What Is ‘Tuidang?’

April 14, 2015 Updated: April 16, 2015

Tuidang, meaning “Quit the Party” in Chinese, is the largest grassroots movement in history. Started in 2004, it has helped 200 million Chinese people renounce their ties to the Chinese Communist Party and its affiliated organizations. Through the work of volunteers in China and around the world, renunciation statements are collected and posted to the Tuidang Center’s Chinese-language website.

Ever since it seized power in 1949, the Chinese Communist Party has coerced hundreds of millions of ordinary Chinese to pledge loyalty to its totalitarian rule. Upon joining the Party and its associated organizations, Chinese people make a vow to dedicate their lives and their blood to struggle for communism.

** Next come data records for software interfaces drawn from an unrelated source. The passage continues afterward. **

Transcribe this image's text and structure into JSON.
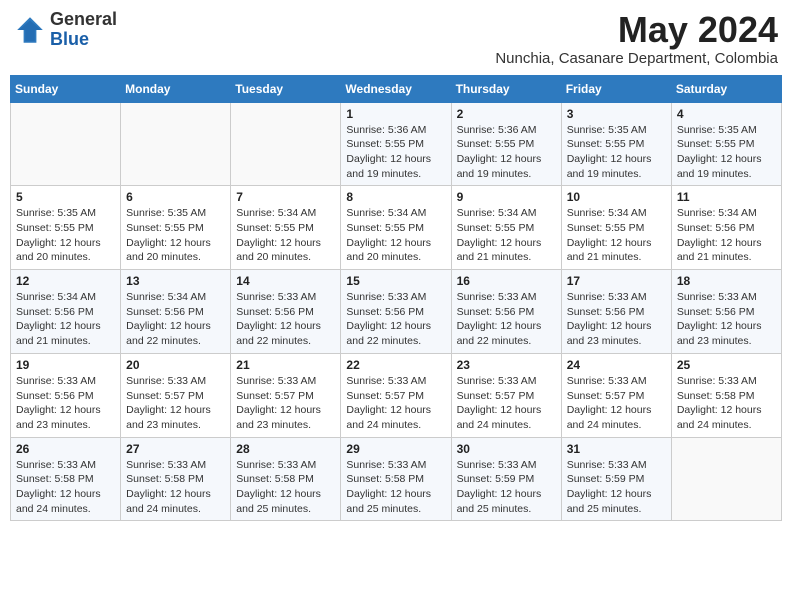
{
  "header": {
    "logo": {
      "general": "General",
      "blue": "Blue"
    },
    "title": "May 2024",
    "location": "Nunchia, Casanare Department, Colombia"
  },
  "days_of_week": [
    "Sunday",
    "Monday",
    "Tuesday",
    "Wednesday",
    "Thursday",
    "Friday",
    "Saturday"
  ],
  "weeks": [
    [
      {
        "day": "",
        "info": ""
      },
      {
        "day": "",
        "info": ""
      },
      {
        "day": "",
        "info": ""
      },
      {
        "day": "1",
        "info": "Sunrise: 5:36 AM\nSunset: 5:55 PM\nDaylight: 12 hours and 19 minutes."
      },
      {
        "day": "2",
        "info": "Sunrise: 5:36 AM\nSunset: 5:55 PM\nDaylight: 12 hours and 19 minutes."
      },
      {
        "day": "3",
        "info": "Sunrise: 5:35 AM\nSunset: 5:55 PM\nDaylight: 12 hours and 19 minutes."
      },
      {
        "day": "4",
        "info": "Sunrise: 5:35 AM\nSunset: 5:55 PM\nDaylight: 12 hours and 19 minutes."
      }
    ],
    [
      {
        "day": "5",
        "info": "Sunrise: 5:35 AM\nSunset: 5:55 PM\nDaylight: 12 hours and 20 minutes."
      },
      {
        "day": "6",
        "info": "Sunrise: 5:35 AM\nSunset: 5:55 PM\nDaylight: 12 hours and 20 minutes."
      },
      {
        "day": "7",
        "info": "Sunrise: 5:34 AM\nSunset: 5:55 PM\nDaylight: 12 hours and 20 minutes."
      },
      {
        "day": "8",
        "info": "Sunrise: 5:34 AM\nSunset: 5:55 PM\nDaylight: 12 hours and 20 minutes."
      },
      {
        "day": "9",
        "info": "Sunrise: 5:34 AM\nSunset: 5:55 PM\nDaylight: 12 hours and 21 minutes."
      },
      {
        "day": "10",
        "info": "Sunrise: 5:34 AM\nSunset: 5:55 PM\nDaylight: 12 hours and 21 minutes."
      },
      {
        "day": "11",
        "info": "Sunrise: 5:34 AM\nSunset: 5:56 PM\nDaylight: 12 hours and 21 minutes."
      }
    ],
    [
      {
        "day": "12",
        "info": "Sunrise: 5:34 AM\nSunset: 5:56 PM\nDaylight: 12 hours and 21 minutes."
      },
      {
        "day": "13",
        "info": "Sunrise: 5:34 AM\nSunset: 5:56 PM\nDaylight: 12 hours and 22 minutes."
      },
      {
        "day": "14",
        "info": "Sunrise: 5:33 AM\nSunset: 5:56 PM\nDaylight: 12 hours and 22 minutes."
      },
      {
        "day": "15",
        "info": "Sunrise: 5:33 AM\nSunset: 5:56 PM\nDaylight: 12 hours and 22 minutes."
      },
      {
        "day": "16",
        "info": "Sunrise: 5:33 AM\nSunset: 5:56 PM\nDaylight: 12 hours and 22 minutes."
      },
      {
        "day": "17",
        "info": "Sunrise: 5:33 AM\nSunset: 5:56 PM\nDaylight: 12 hours and 23 minutes."
      },
      {
        "day": "18",
        "info": "Sunrise: 5:33 AM\nSunset: 5:56 PM\nDaylight: 12 hours and 23 minutes."
      }
    ],
    [
      {
        "day": "19",
        "info": "Sunrise: 5:33 AM\nSunset: 5:56 PM\nDaylight: 12 hours and 23 minutes."
      },
      {
        "day": "20",
        "info": "Sunrise: 5:33 AM\nSunset: 5:57 PM\nDaylight: 12 hours and 23 minutes."
      },
      {
        "day": "21",
        "info": "Sunrise: 5:33 AM\nSunset: 5:57 PM\nDaylight: 12 hours and 23 minutes."
      },
      {
        "day": "22",
        "info": "Sunrise: 5:33 AM\nSunset: 5:57 PM\nDaylight: 12 hours and 24 minutes."
      },
      {
        "day": "23",
        "info": "Sunrise: 5:33 AM\nSunset: 5:57 PM\nDaylight: 12 hours and 24 minutes."
      },
      {
        "day": "24",
        "info": "Sunrise: 5:33 AM\nSunset: 5:57 PM\nDaylight: 12 hours and 24 minutes."
      },
      {
        "day": "25",
        "info": "Sunrise: 5:33 AM\nSunset: 5:58 PM\nDaylight: 12 hours and 24 minutes."
      }
    ],
    [
      {
        "day": "26",
        "info": "Sunrise: 5:33 AM\nSunset: 5:58 PM\nDaylight: 12 hours and 24 minutes."
      },
      {
        "day": "27",
        "info": "Sunrise: 5:33 AM\nSunset: 5:58 PM\nDaylight: 12 hours and 24 minutes."
      },
      {
        "day": "28",
        "info": "Sunrise: 5:33 AM\nSunset: 5:58 PM\nDaylight: 12 hours and 25 minutes."
      },
      {
        "day": "29",
        "info": "Sunrise: 5:33 AM\nSunset: 5:58 PM\nDaylight: 12 hours and 25 minutes."
      },
      {
        "day": "30",
        "info": "Sunrise: 5:33 AM\nSunset: 5:59 PM\nDaylight: 12 hours and 25 minutes."
      },
      {
        "day": "31",
        "info": "Sunrise: 5:33 AM\nSunset: 5:59 PM\nDaylight: 12 hours and 25 minutes."
      },
      {
        "day": "",
        "info": ""
      }
    ]
  ]
}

Children are brought into its grasp starting in elementary school, where students, under pressure from teachers and peers, are initiated into the Young Pioneers. Older teens are expected to enroll in the Communist Youth League.

With the unnatural deaths of least 60 million Chinese under communism, the Party has shown it takes these oaths literally. When Epoch Times began publishing the “Nine Commentaries on the Communist Party” editorial series in November 2004, Chinese people began contacting the paper expressing their desire to withdraw from the Party, and the Tuidang movement was born. Tuidang seeks to gradually disintegrate the Party by encouraging each Chinese to reject the regime.

Tuidang is facilitated in China by an estimated 20 million volunteers, many of them practitioners of Falun Gong, a traditional spiritual practice targeted for eradication by the Communist Party since 1999. Leaving pamphlets and posters on doorsteps, parked bicycles, in public transit, on telephone poles, sending mass text messages, or calling their fellow citizens directly, these volunteers risk detention and torture to spread information about the movement.

Outside China, volunteers place calls to China asking individuals to renounce the Party, or give Chinese the opportunity to do so at tourist sites or in Chinatowns.

Their efforts have paid off. By August 2011, 100 million people had taken part in Tuidang, with 60,000 renunciations being posted daily. Now, at the 200 million mark, the daily figure has risen to 120,000.

Every person renouncing the Party or its affiliated organizations must be verified by a Tuidang service volunteer before he or she can be included in the tally. Software designed to circumvent the Chinese regime’s “Great Firewall” can be used to reach the overseas-based Tuidang Center site directly, or one can verbally declare one’s statement to a volunteer. The Tuidang site’s required fields include name (or pseudonym, recommended for safety), statement title, and number of people included in the renunciation.

Some Chinese, unable to reach either the Tuidang site or a volunteer, have physically written their renunciation statements on paper and posted them in public places.